  1. Kathleen Marcin says:

    Speaking of the new HCD garage…Lowell Downtown Neighborhood Association meeting Monday, October 26th at 7PM at the LTC will have Craig Thomas from the City speak about the parking garage that will be built directly behind Canal Place and Market Mills in the empty parking lot the City currently uses for snow removal.

  2. Brian says:

    The mailer from Dave Conway reads: “The present traffic plan is not working. We need to go back to the table and review the changes that were made in city traffic patterns and GET IT RIGHT.”

    This is code for getting rid of two-way traffic and reverting back to one-way streets. This is a horrible idea. The consensus downtown is that two-way traffic is better than one-way. Study after study proves that two-way is better for business, walkability, visitors, safety, and congestion.

    The problem is that congestion is worse in Lowell because more cars are on our streets and nobody knows what to do about it. The fairytale solution is that we synchronize the lights, widen a street, or build a new Rourke bidge.

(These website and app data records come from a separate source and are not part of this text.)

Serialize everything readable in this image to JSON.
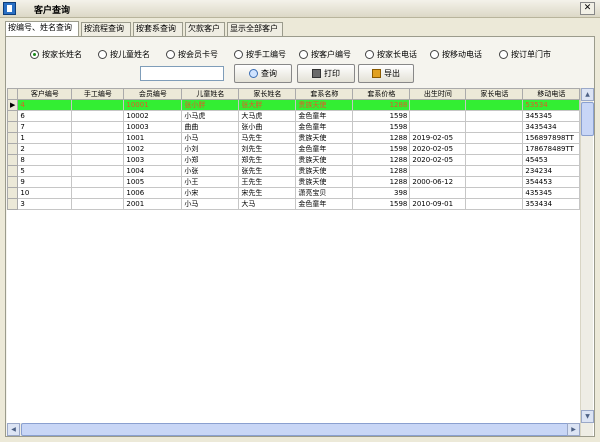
{
  "window": {
    "title": "客户查询",
    "close_label": "✕"
  },
  "tabs": [
    {
      "label": "按编号、姓名查询"
    },
    {
      "label": "按流程查询"
    },
    {
      "label": "按套系查询"
    },
    {
      "label": "欠款客户"
    },
    {
      "label": "显示全部客户"
    }
  ],
  "search_options": [
    {
      "label": "按家长姓名",
      "checked": true
    },
    {
      "label": "按儿童姓名",
      "checked": false
    },
    {
      "label": "按会员卡号",
      "checked": false
    },
    {
      "label": "按手工编号",
      "checked": false
    },
    {
      "label": "按客户编号",
      "checked": false
    },
    {
      "label": "按家长电话",
      "checked": false
    },
    {
      "label": "按移动电话",
      "checked": false
    },
    {
      "label": "按订单门市",
      "checked": false
    }
  ],
  "search": {
    "value": ""
  },
  "buttons": {
    "query": "查询",
    "print": "打印",
    "export": "导出"
  },
  "table": {
    "columns": [
      "客户编号",
      "手工编号",
      "会员编号",
      "儿童姓名",
      "家长姓名",
      "套系名称",
      "套系价格",
      "出生时间",
      "家长电话",
      "移动电话"
    ],
    "rows": [
      {
        "indicator": "▶",
        "cells": [
          "4",
          "",
          "10001",
          "张小胖",
          "张大胖",
          "贵族天使",
          "1288",
          "",
          "",
          "53534"
        ]
      },
      {
        "indicator": "",
        "cells": [
          "6",
          "",
          "10002",
          "小马虎",
          "大马虎",
          "金色童年",
          "1598",
          "",
          "",
          "345345"
        ]
      },
      {
        "indicator": "",
        "cells": [
          "7",
          "",
          "10003",
          "曲曲",
          "张小曲",
          "金色童年",
          "1598",
          "",
          "",
          "3435434"
        ]
      },
      {
        "indicator": "",
        "cells": [
          "1",
          "",
          "1001",
          "小马",
          "马先生",
          "贵族天使",
          "1288",
          "2019-02-05",
          "",
          "156897898TT"
        ]
      },
      {
        "indicator": "",
        "cells": [
          "2",
          "",
          "1002",
          "小刘",
          "刘先生",
          "金色童年",
          "1598",
          "2020-02-05",
          "",
          "178678489TT"
        ]
      },
      {
        "indicator": "",
        "cells": [
          "8",
          "",
          "1003",
          "小郑",
          "郑先生",
          "贵族天使",
          "1288",
          "2020-02-05",
          "",
          "45453"
        ]
      },
      {
        "indicator": "",
        "cells": [
          "5",
          "",
          "1004",
          "小张",
          "张先生",
          "贵族天使",
          "1288",
          "",
          "",
          "234234"
        ]
      },
      {
        "indicator": "",
        "cells": [
          "9",
          "",
          "1005",
          "小王",
          "王先生",
          "贵族天使",
          "1288",
          "2000-06-12",
          "",
          "354453"
        ]
      },
      {
        "indicator": "",
        "cells": [
          "10",
          "",
          "1006",
          "小宋",
          "宋先生",
          "潇亮宝贝",
          "398",
          "",
          "",
          "435345"
        ]
      },
      {
        "indicator": "",
        "cells": [
          "3",
          "",
          "2001",
          "小马",
          "大马",
          "金色童年",
          "1598",
          "2010-09-01",
          "",
          "353434"
        ]
      }
    ]
  },
  "scrollbar": {
    "up": "▲",
    "down": "▼",
    "left": "◀",
    "right": "▶"
  },
  "colors": {
    "selected_row_bg": "#33ee33",
    "selected_row_text": "#e05a2a"
  }
}
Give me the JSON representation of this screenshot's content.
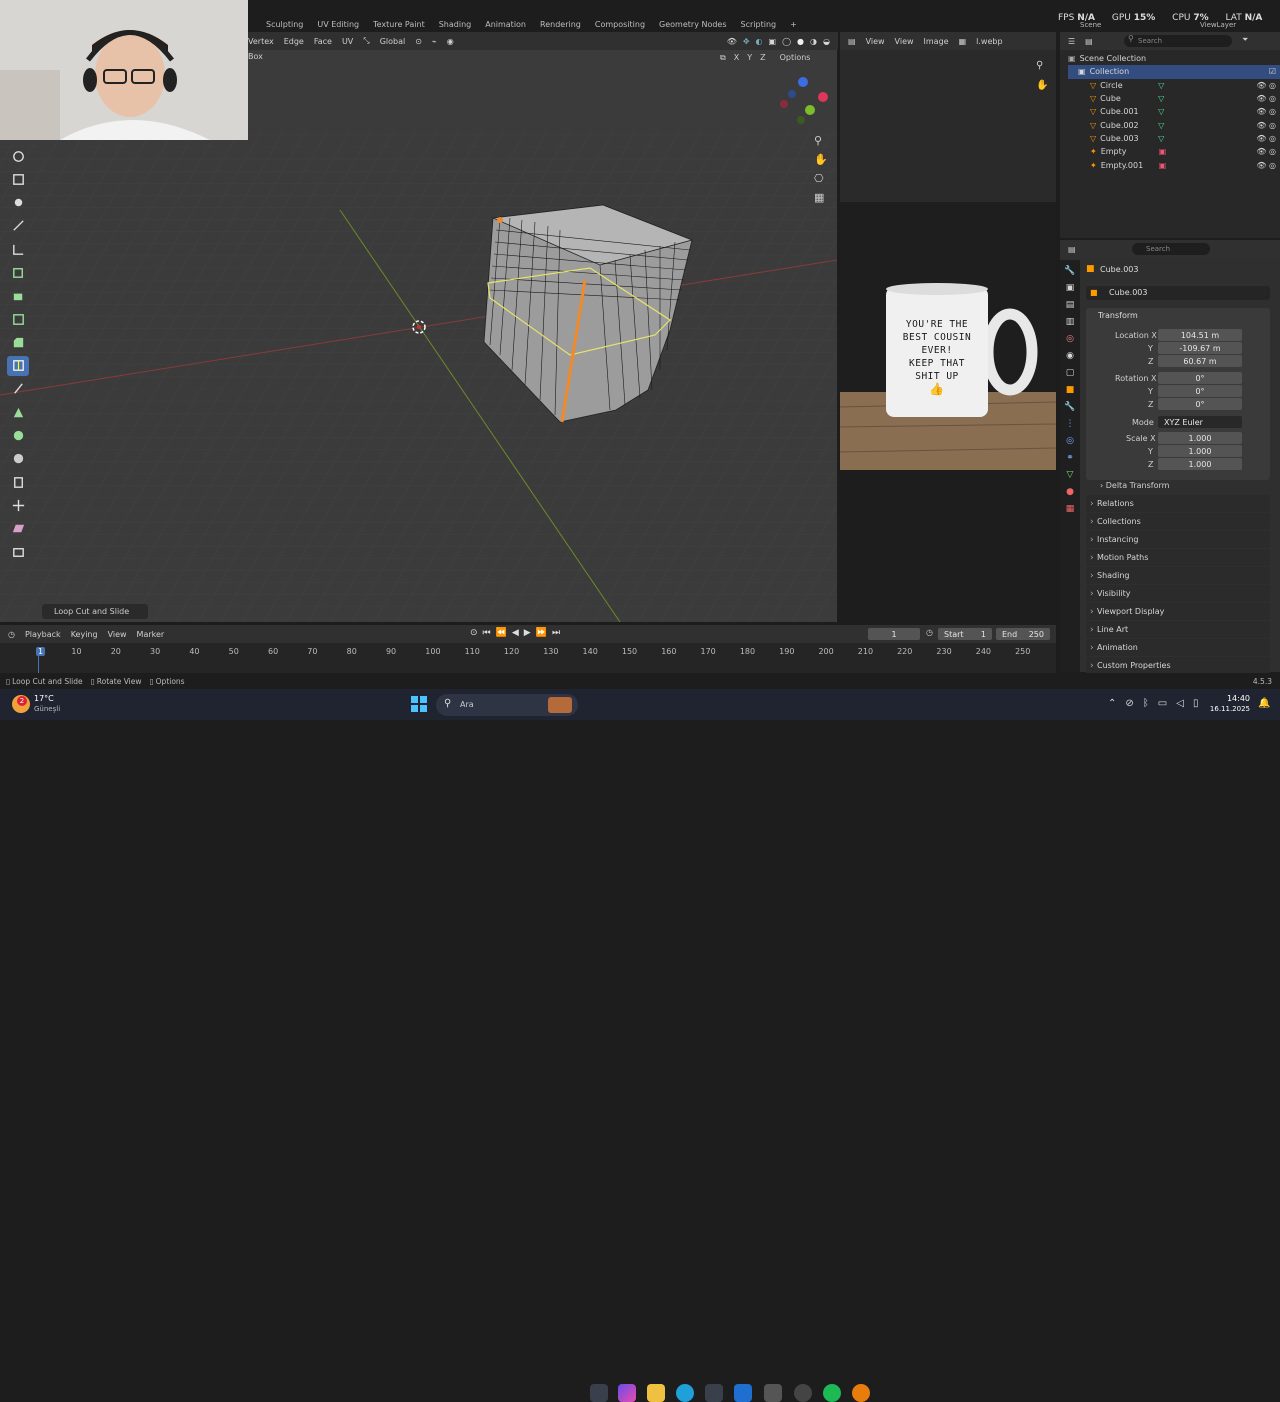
{
  "workspaces": [
    "Sculpting",
    "UV Editing",
    "Texture Paint",
    "Shading",
    "Animation",
    "Rendering",
    "Compositing",
    "Geometry Nodes",
    "Scripting",
    "+"
  ],
  "perf": {
    "fps_label": "FPS",
    "fps": "N/A",
    "gpu_label": "GPU",
    "gpu": "15%",
    "cpu_label": "CPU",
    "cpu": "7%",
    "lat_label": "LAT",
    "lat": "N/A"
  },
  "scene": {
    "scene": "Scene",
    "view_layer": "ViewLayer"
  },
  "viewport_header": {
    "menus": [
      "Vertex",
      "Edge",
      "Face",
      "UV"
    ],
    "orientation": "Global",
    "select_box": "Box",
    "axes": [
      "X",
      "Y",
      "Z"
    ],
    "options": "Options"
  },
  "image_editor": {
    "view": "View",
    "view2": "View",
    "image": "Image",
    "filename": "l.webp"
  },
  "mug": {
    "lines": [
      "YOU'RE THE",
      "BEST COUSIN",
      "EVER!",
      "KEEP THAT",
      "SHIT UP"
    ]
  },
  "outliner": {
    "search_placeholder": "Search",
    "scene_collection": "Scene Collection",
    "collection": "Collection",
    "items": [
      {
        "name": "Circle",
        "type": "mesh"
      },
      {
        "name": "Cube",
        "type": "mesh"
      },
      {
        "name": "Cube.001",
        "type": "mesh"
      },
      {
        "name": "Cube.002",
        "type": "mesh"
      },
      {
        "name": "Cube.003",
        "type": "mesh"
      },
      {
        "name": "Empty",
        "type": "empty"
      },
      {
        "name": "Empty.001",
        "type": "empty"
      }
    ]
  },
  "properties": {
    "search_placeholder": "Search",
    "object_name": "Cube.003",
    "datablock": "Cube.003",
    "transform": "Transform",
    "location_label": "Location X",
    "y": "Y",
    "z": "Z",
    "location": [
      "104.51 m",
      "-109.67 m",
      "60.67 m"
    ],
    "rotation_label": "Rotation X",
    "rotation": [
      "0°",
      "0°",
      "0°"
    ],
    "mode_label": "Mode",
    "mode": "XYZ Euler",
    "scale_label": "Scale X",
    "scale": [
      "1.000",
      "1.000",
      "1.000"
    ],
    "delta": "Delta Transform",
    "panels": [
      "Relations",
      "Collections",
      "Instancing",
      "Motion Paths",
      "Shading",
      "Visibility",
      "Viewport Display",
      "Line Art",
      "Animation",
      "Custom Properties"
    ]
  },
  "operator_panel": "Loop Cut and Slide",
  "timeline": {
    "menus": [
      "Playback",
      "Keying",
      "View",
      "Marker"
    ],
    "current": "1",
    "start_label": "Start",
    "start": "1",
    "end_label": "End",
    "end": "250",
    "ticks": [
      "1",
      "10",
      "20",
      "30",
      "40",
      "50",
      "60",
      "70",
      "80",
      "90",
      "100",
      "110",
      "120",
      "130",
      "140",
      "150",
      "160",
      "170",
      "180",
      "190",
      "200",
      "210",
      "220",
      "230",
      "240",
      "250"
    ]
  },
  "statusbar": {
    "left": "Loop Cut and Slide",
    "middle": "Rotate View",
    "right": "Options",
    "version": "4.5.3"
  },
  "taskbar": {
    "temp": "17°C",
    "weather": "Güneşli",
    "badge": "2",
    "search": "Ara",
    "time": "14:40",
    "date": "16.11.2025"
  }
}
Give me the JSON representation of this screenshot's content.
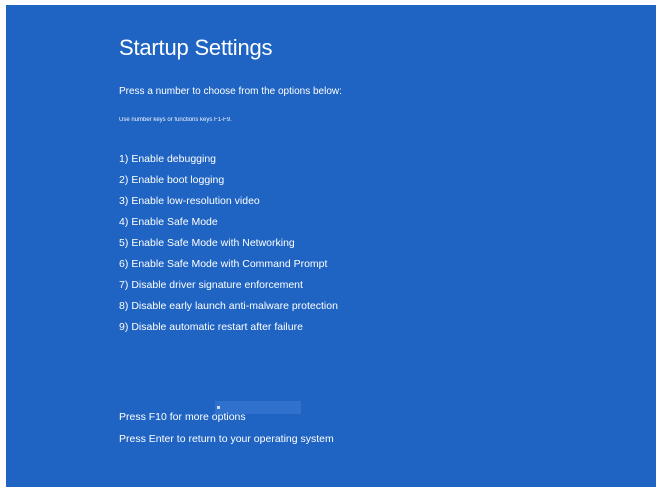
{
  "screen": {
    "title": "Startup Settings",
    "prompt": "Press a number to choose from the options below:",
    "hint": "Use number keys or functions keys F1-F9.",
    "options": [
      {
        "key": "1)",
        "label": "Enable debugging"
      },
      {
        "key": "2)",
        "label": "Enable boot logging"
      },
      {
        "key": "3)",
        "label": "Enable low-resolution video"
      },
      {
        "key": "4)",
        "label": "Enable Safe Mode"
      },
      {
        "key": "5)",
        "label": "Enable Safe Mode with Networking"
      },
      {
        "key": "6)",
        "label": "Enable Safe Mode with Command Prompt"
      },
      {
        "key": "7)",
        "label": "Disable driver signature enforcement"
      },
      {
        "key": "8)",
        "label": "Disable early launch anti-malware protection"
      },
      {
        "key": "9)",
        "label": "Disable automatic restart after failure"
      }
    ],
    "footer": {
      "more_options": "Press F10 for more options",
      "return": "Press Enter to return to your operating system"
    }
  },
  "colors": {
    "background": "#1f64c3",
    "text": "#ffffff"
  }
}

    A visionary plan would focus on reducing the amount of cars on our streets. This can be done by increasing walkability, adding protected bike lanes, improving bus transit, and changing zoning etc. so that more small businesses are in the neighborhoods thus reducing intracity trips.

    Where are the visionary candidates?

  3. Paul Early says:

    Brian, I agree with you completely. Another contributor to traffic congestion are parents driving their children to or from school or to the bus stop. High school students should also be discouraged from driving to school. Better bus service and better bicycle and pedestrian amenities would help here. All of the schools provide very few bicycle amenities. I see the lack of student walkers as a chicken and the egg type problem. Many parents are reluctant to let the children walk, sometimes even to the bus stop, out of fear of accidents; this means that they are then contributing to the auto traffic congestion. As a teacher, I see parents queued up in their cars at schools and bus stops.

  4. Brian says:

    Good points Paul. I think bringing middle schools to Lowell in the 90’s discourages kids from walking to school. Whereas a 5th or 6th grader could have been trusted walking a 1st grader to school in the past when schools were k-6 you would now have to rely on a 3rd or 4th grader walking a 1st grader to school. I’m not sure parents are comfortable with this.

    To this point I don’t think some parents are comfortable with 5th graders mixing with “certain” 8th graders so they feel safer sending them to private schools. Opening up the middle schools also meant closing many neighborhood schools where kids mostly walked to school. Economies of scale!

    The Reilly school doesn’t even have sidewalks on many of the streets adjacent to the school. A system wide effort to get more kids to walk and bike to school is a great idea. I can’t imagine teachers like having to direct traffic and help kids get out of their parents cars in the morning.